Your assignment: Each record is to be repeated exactly as it stands below.

*** Records shown ***

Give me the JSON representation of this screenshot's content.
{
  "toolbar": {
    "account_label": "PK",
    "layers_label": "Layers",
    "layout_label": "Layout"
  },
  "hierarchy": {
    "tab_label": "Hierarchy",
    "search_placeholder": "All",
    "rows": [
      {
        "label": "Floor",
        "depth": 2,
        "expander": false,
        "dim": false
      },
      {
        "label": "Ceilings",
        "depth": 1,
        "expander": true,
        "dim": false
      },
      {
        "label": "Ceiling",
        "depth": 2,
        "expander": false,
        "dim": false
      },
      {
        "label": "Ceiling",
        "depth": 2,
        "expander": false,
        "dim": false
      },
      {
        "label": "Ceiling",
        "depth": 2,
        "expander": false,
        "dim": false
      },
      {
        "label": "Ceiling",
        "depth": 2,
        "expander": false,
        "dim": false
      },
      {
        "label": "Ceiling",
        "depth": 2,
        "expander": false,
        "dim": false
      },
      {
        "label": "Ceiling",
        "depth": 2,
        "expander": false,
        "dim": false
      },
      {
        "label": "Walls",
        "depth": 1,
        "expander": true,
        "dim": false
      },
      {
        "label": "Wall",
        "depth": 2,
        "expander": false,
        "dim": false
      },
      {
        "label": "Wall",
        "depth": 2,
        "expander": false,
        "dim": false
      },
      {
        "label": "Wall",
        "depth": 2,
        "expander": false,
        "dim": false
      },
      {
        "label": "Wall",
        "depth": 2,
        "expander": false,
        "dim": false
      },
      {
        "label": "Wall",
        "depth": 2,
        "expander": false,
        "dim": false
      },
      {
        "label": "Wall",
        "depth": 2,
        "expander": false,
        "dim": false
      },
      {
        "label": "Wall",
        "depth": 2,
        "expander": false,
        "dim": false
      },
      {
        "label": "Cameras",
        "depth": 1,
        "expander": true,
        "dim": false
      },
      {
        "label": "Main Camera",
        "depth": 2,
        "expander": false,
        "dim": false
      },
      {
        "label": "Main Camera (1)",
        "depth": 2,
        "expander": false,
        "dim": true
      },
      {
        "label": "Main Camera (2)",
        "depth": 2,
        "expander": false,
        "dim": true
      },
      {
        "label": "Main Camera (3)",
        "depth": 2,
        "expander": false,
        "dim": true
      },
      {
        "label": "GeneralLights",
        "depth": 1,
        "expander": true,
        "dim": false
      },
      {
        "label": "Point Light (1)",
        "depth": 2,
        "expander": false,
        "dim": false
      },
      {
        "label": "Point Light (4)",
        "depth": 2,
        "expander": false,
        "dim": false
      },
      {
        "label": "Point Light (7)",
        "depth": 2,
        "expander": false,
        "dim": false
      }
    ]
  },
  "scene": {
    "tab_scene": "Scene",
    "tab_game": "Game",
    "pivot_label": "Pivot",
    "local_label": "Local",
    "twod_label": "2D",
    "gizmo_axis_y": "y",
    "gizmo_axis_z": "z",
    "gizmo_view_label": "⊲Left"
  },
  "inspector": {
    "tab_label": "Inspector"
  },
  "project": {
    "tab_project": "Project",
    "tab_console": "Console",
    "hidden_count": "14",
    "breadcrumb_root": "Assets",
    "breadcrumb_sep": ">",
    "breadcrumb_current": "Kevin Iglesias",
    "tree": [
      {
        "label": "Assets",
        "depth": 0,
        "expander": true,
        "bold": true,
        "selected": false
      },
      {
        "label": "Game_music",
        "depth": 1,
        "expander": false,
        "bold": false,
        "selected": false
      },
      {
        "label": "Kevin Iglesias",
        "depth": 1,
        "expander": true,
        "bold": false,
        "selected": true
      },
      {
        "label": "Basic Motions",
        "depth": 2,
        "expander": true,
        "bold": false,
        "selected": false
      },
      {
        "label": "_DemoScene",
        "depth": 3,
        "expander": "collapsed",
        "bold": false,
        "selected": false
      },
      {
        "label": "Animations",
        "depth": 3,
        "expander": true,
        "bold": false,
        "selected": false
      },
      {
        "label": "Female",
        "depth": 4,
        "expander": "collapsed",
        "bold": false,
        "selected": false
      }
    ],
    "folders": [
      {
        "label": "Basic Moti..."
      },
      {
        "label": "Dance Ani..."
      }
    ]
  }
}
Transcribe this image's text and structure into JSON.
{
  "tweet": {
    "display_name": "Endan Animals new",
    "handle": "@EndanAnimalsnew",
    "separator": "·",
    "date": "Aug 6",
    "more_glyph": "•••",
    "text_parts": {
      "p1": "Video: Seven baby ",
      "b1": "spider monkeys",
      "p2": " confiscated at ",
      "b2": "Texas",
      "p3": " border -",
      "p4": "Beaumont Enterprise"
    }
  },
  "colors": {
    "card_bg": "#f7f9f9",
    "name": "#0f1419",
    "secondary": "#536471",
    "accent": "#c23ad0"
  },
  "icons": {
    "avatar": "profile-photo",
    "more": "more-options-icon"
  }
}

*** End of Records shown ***

Exercise response:
Give me the JSON representation of this screenshot's content.
{
  "toolbar": {
    "account_label": "PK",
    "layers_label": "Layers",
    "layout_label": "Layout"
  },
  "hierarchy": {
    "tab_label": "Hierarchy",
    "search_placeholder": "All",
    "rows": [
      {
        "label": "Floor",
        "depth": 2,
        "expander": false,
        "dim": false
      },
      {
        "label": "Ceilings",
        "depth": 1,
        "expander": true,
        "dim": false
      },
      {
        "label": "Ceiling",
        "depth": 2,
        "expander": false,
        "dim": false
      },
      {
        "label": "Ceiling",
        "depth": 2,
        "expander": false,
        "dim": false
      },
      {
        "label": "Ceiling",
        "depth": 2,
        "expander": false,
        "dim": false
      },
      {
        "label": "Ceiling",
        "depth": 2,
        "expander": false,
        "dim": false
      },
      {
        "label": "Ceiling",
        "depth": 2,
        "expander": false,
        "dim": false
      },
      {
        "label": "Ceiling",
        "depth": 2,
        "expander": false,
        "dim": false
      },
      {
        "label": "Walls",
        "depth": 1,
        "expander": true,
        "dim": false
      },
      {
        "label": "Wall",
        "depth": 2,
        "expander": false,
        "dim": false
      },
      {
        "label": "Wall",
        "depth": 2,
        "expander": false,
        "dim": false
      },
      {
        "label": "Wall",
        "depth": 2,
        "expander": false,
        "dim": false
      },
      {
        "label": "Wall",
        "depth": 2,
        "expander": false,
        "dim": false
      },
      {
        "label": "Wall",
        "depth": 2,
        "expander": false,
        "dim": false
      },
      {
        "label": "Wall",
        "depth": 2,
        "expander": false,
        "dim": false
      },
      {
        "label": "Wall",
        "depth": 2,
        "expander": false,
        "dim": false
      },
      {
        "label": "Cameras",
        "depth": 1,
        "expander": true,
        "dim": false
      },
      {
        "label": "Main Camera",
        "depth": 2,
        "expander": false,
        "dim": false
      },
      {
        "label": "Main Camera (1)",
        "depth": 2,
        "expander": false,
        "dim": true
      },
      {
        "label": "Main Camera (2)",
        "depth": 2,
        "expander": false,
        "dim": true
      },
      {
        "label": "Main Camera (3)",
        "depth": 2,
        "expander": false,
        "dim": true
      },
      {
        "label": "GeneralLights",
        "depth": 1,
        "expander": true,
        "dim": false
      },
      {
        "label": "Point Light (1)",
        "depth": 2,
        "expander": false,
        "dim": false
      },
      {
        "label": "Point Light (4)",
        "depth": 2,
        "expander": false,
        "dim": false
      },
      {
        "label": "Point Light (7)",
        "depth": 2,
        "expander": false,
        "dim": false
      }
    ]
  },
  "scene": {
    "tab_scene": "Scene",
    "tab_game": "Game",
    "pivot_label": "Pivot",
    "local_label": "Local",
    "twod_label": "2D",
    "gizmo_axis_y": "y",
    "gizmo_axis_z": "z",
    "gizmo_view_label": "⊲Left"
  },
  "inspector": {
    "tab_label": "Inspector"
  },
  "project": {
    "tab_project": "Project",
    "tab_console": "Console",
    "hidden_count": "14",
    "breadcrumb_root": "Assets",
    "breadcrumb_sep": ">",
    "breadcrumb_current": "Kevin Iglesias",
    "tree": [
      {
        "label": "Assets",
        "depth": 0,
        "expander": true,
        "bold": true,
        "selected": false
      },
      {
        "label": "Game_music",
        "depth": 1,
        "expander": false,
        "bold": false,
        "selected": false
      },
      {
        "label": "Kevin Iglesias",
        "depth": 1,
        "expander": true,
        "bold": false,
        "selected": true
      },
      {
        "label": "Basic Motions",
        "depth": 2,
        "expander": true,
        "bold": false,
        "selected": false
      },
      {
        "label": "_DemoScene",
        "depth": 3,
        "expander": "collapsed",
        "bold": false,
        "selected": false
      },
      {
        "label": "Animations",
        "depth": 3,
        "expander": true,
        "bold": false,
        "selected": false
      },
      {
        "label": "Female",
        "depth": 4,
        "expander": "collapsed",
        "bold": false,
        "selected": false
      }
    ],
    "folders": [
      {
        "label": "Basic Moti..."
      },
      {
        "label": "Dance Ani..."
      }
    ]
  }
}
Transcribe this image's text and structure into JSON.
{
  "tweet": {
    "display_name": "Endan Animals new",
    "handle": "@EndanAnimalsnew",
    "separator": "·",
    "date": "Aug 6",
    "more_glyph": "•••",
    "text_parts": {
      "p1": "Video: Seven baby ",
      "b1": "spider monkeys",
      "p2": " confiscated at ",
      "b2": "Texas",
      "p3": " border -",
      "p4": "Beaumont Enterprise"
    }
  },
  "colors": {
    "card_bg": "#f7f9f9",
    "name": "#0f1419",
    "secondary": "#536471",
    "accent": "#c23ad0"
  },
  "icons": {
    "avatar": "profile-photo",
    "more": "more-options-icon"
  }
}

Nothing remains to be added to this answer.